Task statement: The reply should repeat all of the data word for word, with no pictures.

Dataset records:
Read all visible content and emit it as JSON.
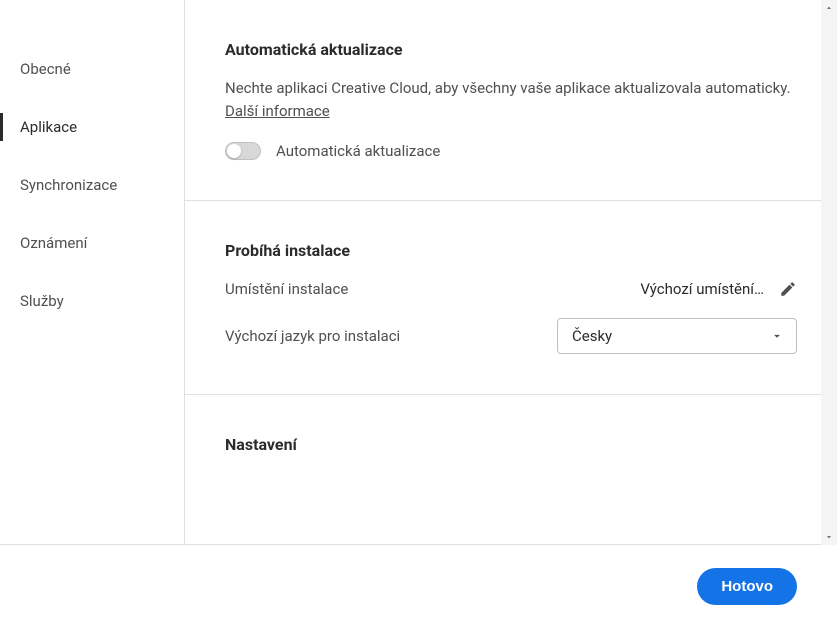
{
  "sidebar": {
    "items": [
      {
        "label": "Obecné"
      },
      {
        "label": "Aplikace"
      },
      {
        "label": "Synchronizace"
      },
      {
        "label": "Oznámení"
      },
      {
        "label": "Služby"
      }
    ],
    "activeIndex": 1
  },
  "sections": {
    "autoUpdate": {
      "title": "Automatická aktualizace",
      "description": "Nechte aplikaci Creative Cloud, aby všechny vaše aplikace aktualizovala automaticky. ",
      "moreInfo": "Další informace",
      "toggleLabel": "Automatická aktualizace",
      "toggleOn": false
    },
    "install": {
      "title": "Probíhá instalace",
      "locationLabel": "Umístění instalace",
      "locationValue": "Výchozí umístění…",
      "languageLabel": "Výchozí jazyk pro instalaci",
      "languageValue": "Česky"
    },
    "settings": {
      "title": "Nastavení"
    }
  },
  "footer": {
    "doneLabel": "Hotovo"
  }
}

Solution to the problem:
Read all visible content and emit it as JSON.
{
  "sidebar": {
    "items": [
      {
        "label": "Obecné"
      },
      {
        "label": "Aplikace"
      },
      {
        "label": "Synchronizace"
      },
      {
        "label": "Oznámení"
      },
      {
        "label": "Služby"
      }
    ],
    "activeIndex": 1
  },
  "sections": {
    "autoUpdate": {
      "title": "Automatická aktualizace",
      "description": "Nechte aplikaci Creative Cloud, aby všechny vaše aplikace aktualizovala automaticky. ",
      "moreInfo": "Další informace",
      "toggleLabel": "Automatická aktualizace",
      "toggleOn": false
    },
    "install": {
      "title": "Probíhá instalace",
      "locationLabel": "Umístění instalace",
      "locationValue": "Výchozí umístění…",
      "languageLabel": "Výchozí jazyk pro instalaci",
      "languageValue": "Česky"
    },
    "settings": {
      "title": "Nastavení"
    }
  },
  "footer": {
    "doneLabel": "Hotovo"
  }
}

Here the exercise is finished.